The morning of day three is busy and crowded at Tricorner Knob with 16 people stumbling over one another to eat breakfast and pack up. Numerous Red Crossbills surround the privy hopping on neighboring branches and peering in at the occupants. They fly up noisily when disturbed with a tremendous flutter of wings invoking quite a startle response in privy visitors. Given their numbers here (we also saw one at Pecks Corner), I am surprised to learn that they are rather elusive birds at higher elevations.
This is the trail crew’s final day, and they gather in a circle for stretching exercises prior to heading out. Once again, Mary, Clarence and I are on our way about 9:00 a.m. In 0.1 mile we reach the AT/Balsam Mountain Trail junction and strike out along a relatively level path that descends just 500’ in six miles to Laurel Gap shelter. The walking is very easy, but the trail is quite wet in places from the torrential rain yesterday. Deer tracks are readily visible in the mud. To the delight of our feet, we pass through several cool, dark Hemlock groves with soft, spongy layers of needles on smooth ground. We pause to soak in the fresh forest fragrance and silence (only the faint patter of water droplets from the trees can be heard).
In places along the trail we see big hunks of quartz surrounded by smaller bits and pieces. I’m guessing that this is an example of what geologists would call mass wasting, specifically frost wedging and heaving. Freezing water breaks up and begins to move larger rocks exposing them to the effects of weathering and facilitating the slow but continual erosion of these beautiful old mountains.
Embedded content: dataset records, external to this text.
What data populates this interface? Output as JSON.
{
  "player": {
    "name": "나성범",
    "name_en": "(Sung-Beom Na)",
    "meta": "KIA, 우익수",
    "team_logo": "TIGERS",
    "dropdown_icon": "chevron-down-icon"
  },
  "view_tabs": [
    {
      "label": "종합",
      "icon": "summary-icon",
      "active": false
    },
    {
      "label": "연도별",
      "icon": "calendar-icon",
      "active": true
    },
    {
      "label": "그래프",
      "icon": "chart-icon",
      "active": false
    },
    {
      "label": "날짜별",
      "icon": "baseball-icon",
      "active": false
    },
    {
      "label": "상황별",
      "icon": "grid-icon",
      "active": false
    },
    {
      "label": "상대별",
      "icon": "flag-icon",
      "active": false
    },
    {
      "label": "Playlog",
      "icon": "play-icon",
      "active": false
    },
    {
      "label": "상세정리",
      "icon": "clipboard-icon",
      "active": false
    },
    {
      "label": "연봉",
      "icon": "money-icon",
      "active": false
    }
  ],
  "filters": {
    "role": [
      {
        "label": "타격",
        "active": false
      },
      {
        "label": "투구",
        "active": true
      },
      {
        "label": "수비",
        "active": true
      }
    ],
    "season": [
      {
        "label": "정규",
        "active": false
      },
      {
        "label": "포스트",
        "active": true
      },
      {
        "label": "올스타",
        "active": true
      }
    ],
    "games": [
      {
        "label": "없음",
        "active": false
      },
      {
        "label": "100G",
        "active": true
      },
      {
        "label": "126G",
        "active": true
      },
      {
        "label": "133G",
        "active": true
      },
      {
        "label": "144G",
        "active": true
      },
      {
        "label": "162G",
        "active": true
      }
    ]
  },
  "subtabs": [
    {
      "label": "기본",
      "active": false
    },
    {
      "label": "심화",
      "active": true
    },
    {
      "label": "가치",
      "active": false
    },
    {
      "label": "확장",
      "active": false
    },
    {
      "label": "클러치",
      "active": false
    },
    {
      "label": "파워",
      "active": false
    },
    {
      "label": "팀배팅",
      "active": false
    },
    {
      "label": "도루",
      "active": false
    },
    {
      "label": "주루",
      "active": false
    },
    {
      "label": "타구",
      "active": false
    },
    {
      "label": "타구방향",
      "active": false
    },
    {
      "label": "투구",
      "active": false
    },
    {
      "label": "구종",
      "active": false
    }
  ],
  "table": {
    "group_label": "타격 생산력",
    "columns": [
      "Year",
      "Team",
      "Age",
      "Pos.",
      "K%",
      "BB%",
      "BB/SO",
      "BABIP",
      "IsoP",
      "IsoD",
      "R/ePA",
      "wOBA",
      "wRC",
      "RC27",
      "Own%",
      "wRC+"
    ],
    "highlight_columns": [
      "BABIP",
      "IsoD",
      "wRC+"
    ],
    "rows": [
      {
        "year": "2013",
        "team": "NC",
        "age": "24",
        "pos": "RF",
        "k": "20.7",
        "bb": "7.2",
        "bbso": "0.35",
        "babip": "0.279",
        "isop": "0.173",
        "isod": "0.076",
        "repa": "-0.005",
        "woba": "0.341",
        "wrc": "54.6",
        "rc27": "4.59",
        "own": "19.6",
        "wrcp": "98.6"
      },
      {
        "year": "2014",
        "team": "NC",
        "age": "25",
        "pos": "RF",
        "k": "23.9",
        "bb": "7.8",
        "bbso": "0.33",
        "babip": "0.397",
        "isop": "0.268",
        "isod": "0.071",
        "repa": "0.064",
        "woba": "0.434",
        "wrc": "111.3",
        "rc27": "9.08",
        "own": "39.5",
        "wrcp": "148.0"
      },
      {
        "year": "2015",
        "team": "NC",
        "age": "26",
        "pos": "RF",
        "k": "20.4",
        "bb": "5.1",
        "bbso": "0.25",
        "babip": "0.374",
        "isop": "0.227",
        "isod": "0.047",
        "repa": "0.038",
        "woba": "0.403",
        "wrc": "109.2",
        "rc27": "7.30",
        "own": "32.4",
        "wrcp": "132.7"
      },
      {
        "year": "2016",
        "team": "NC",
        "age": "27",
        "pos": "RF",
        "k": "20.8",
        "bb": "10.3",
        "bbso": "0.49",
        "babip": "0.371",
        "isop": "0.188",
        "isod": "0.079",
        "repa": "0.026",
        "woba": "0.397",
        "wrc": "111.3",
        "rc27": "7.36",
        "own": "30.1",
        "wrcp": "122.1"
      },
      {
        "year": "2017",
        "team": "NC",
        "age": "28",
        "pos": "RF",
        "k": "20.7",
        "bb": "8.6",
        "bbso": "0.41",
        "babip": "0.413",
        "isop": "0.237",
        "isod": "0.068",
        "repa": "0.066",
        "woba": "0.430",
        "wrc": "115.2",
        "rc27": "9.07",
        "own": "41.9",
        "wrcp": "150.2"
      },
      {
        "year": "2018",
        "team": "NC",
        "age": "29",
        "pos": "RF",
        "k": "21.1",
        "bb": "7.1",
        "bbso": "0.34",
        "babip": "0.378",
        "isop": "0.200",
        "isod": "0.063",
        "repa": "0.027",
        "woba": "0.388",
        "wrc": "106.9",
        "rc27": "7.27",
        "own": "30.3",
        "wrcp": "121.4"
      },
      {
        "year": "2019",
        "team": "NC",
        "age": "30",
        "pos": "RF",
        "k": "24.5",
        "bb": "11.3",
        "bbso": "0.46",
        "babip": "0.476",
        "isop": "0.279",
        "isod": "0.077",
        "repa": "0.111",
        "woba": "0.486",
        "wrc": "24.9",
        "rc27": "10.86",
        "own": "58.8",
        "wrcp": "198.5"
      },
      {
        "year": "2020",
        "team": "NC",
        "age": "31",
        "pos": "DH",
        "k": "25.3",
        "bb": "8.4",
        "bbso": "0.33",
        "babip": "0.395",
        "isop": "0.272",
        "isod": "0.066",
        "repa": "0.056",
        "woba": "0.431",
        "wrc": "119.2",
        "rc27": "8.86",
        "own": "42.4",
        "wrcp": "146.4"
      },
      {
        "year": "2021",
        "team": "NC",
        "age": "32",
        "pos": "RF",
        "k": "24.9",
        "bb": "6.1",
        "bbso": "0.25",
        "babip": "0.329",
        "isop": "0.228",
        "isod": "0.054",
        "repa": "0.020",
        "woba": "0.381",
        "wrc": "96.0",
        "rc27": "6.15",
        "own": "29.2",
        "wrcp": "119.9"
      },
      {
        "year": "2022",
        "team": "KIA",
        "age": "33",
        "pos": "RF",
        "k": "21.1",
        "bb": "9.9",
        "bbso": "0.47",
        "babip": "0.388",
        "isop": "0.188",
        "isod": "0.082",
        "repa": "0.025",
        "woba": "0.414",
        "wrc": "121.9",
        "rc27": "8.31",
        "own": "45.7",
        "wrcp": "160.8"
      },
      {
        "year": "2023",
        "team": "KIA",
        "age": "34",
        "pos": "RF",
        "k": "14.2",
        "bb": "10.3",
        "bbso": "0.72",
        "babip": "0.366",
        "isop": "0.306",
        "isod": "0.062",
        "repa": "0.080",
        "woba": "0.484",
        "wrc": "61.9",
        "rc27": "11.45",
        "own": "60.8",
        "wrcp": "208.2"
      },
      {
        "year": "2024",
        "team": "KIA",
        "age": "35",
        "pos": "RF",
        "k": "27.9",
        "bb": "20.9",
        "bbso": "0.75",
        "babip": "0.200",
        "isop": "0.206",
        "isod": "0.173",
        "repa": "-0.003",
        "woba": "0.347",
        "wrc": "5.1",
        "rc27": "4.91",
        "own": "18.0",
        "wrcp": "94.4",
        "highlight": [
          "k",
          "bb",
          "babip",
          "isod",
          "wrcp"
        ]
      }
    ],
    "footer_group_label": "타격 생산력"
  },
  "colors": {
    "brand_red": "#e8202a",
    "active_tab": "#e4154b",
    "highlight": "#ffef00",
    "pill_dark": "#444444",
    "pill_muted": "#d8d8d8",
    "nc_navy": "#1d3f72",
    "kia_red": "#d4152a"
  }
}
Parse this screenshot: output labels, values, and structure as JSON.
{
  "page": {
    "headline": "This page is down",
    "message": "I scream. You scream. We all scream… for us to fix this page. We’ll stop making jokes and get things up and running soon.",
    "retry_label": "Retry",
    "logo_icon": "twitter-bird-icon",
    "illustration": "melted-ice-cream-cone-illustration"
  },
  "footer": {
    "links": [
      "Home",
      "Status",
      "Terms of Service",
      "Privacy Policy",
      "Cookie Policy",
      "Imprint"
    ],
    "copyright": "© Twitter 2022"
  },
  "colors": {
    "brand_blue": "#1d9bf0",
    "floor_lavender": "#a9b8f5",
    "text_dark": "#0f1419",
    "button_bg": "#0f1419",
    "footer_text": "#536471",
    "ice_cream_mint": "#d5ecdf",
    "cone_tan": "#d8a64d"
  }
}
At these higher elevations, Indian Pipe (Monotropa uniflora) with its slender, ghostly white stems, nodding white flowers, and near translucent leaflike scales is in its prime and scattered broadly along the trail. At lower elevations these plants have already set seed, turning the seed capsule upright to sit atop the stem as the entire plant blackens. Indian Pipe does not manufacture its own food through photosynthesis. Instead it relies on an association with mycorrhizal fungi to get nutrients from decaying plant matter in the soil. Actually, I just read that it may be myco-heterotrophic, dependent on a fungus and its associated plant (typically tree roots) for water, minerals, and nutrients, rather than decaying organic matter. So Indian Pipe taps into a fungus that has tapped into a green plant. Isn’t nature a marvel!
I spot green and blue/back fruits littering the trail and discover Withe-rod (Viburnum nudum var. cassinoides) in the process of fruit maturation. Lots of Blackberries are ripening too, and we snack along the way.
We arrive at Laurel Gap shelter in the early afternoon. The shelter is a small, three-sided stone building. It has a ground-to-roof chain link fence across the open end and a door for access. A heavy chain loop “locks” the door in place. It has not been renovated like the other shelters and has no skylight and no covered benches nor cooking tables. There is just an open air fire ring and logs on the ground immediately outside, plus a few spiders inside. Knowing my aversion, Mary and Clarence quietly sweep them out of the way and don’t even mention it until the next morning. Thank god for good friends!! The sun is shining brightly this afternoon, and we scramble to take advantage, putting out our wet clothes from day one that still have not dried and are now beginning to smell far worse than they should!!
Clarence scopes the water source and finds very, very fresh evidence of bear activity. We keep his can of bear spray handy at all times. There are thick stands of Blackberry brambles just behind the fire ring. Fortunately, there is little fruit left. Instead, they shelter a Gray Catbird family. Mother and father bring nutritional insects to the babies, and mom shelters them from the heat of the sun. I manage to get a few photos, but they resent being targets of the paparazzi, so I leave them alone.
The shelter may be quite dumpy, but its location is quite beautiful. The immediate area is just gently rolling terrain and has some open grassy areas and widely spaced trees. It had to have been settled and farmed or at least grazed in the past. Most relatively flat areas were. Now, it appears to be maintained and mowed to better accommodate the horses and riders that use it. Regardless of the history and current usage, the environs are quite a treat for the eyes…lush swathes of ferns, cool little glades, shady woodland understory, clear trickling streams…a perfect candidate for a “happy place” to retreat mentally when life just gets too intense.
Late in the afternoon, another hiker arrives. Rick Larsen, a Georgia ecologist on a busman’s holiday, makes it a foursome for the night. We eat dinner, enjoy good conversation, and watch the waxing gibbous moon move through the sky. Thanks to the sturdy fence, we just hang our food and cooking equipment outside and keep our packs and other gear in the shelter. Aside from the fresh scat that afternoon, we’ve neither seen nor heard any further evidence of bears. So with the chain holding the door shut, we sleep securely.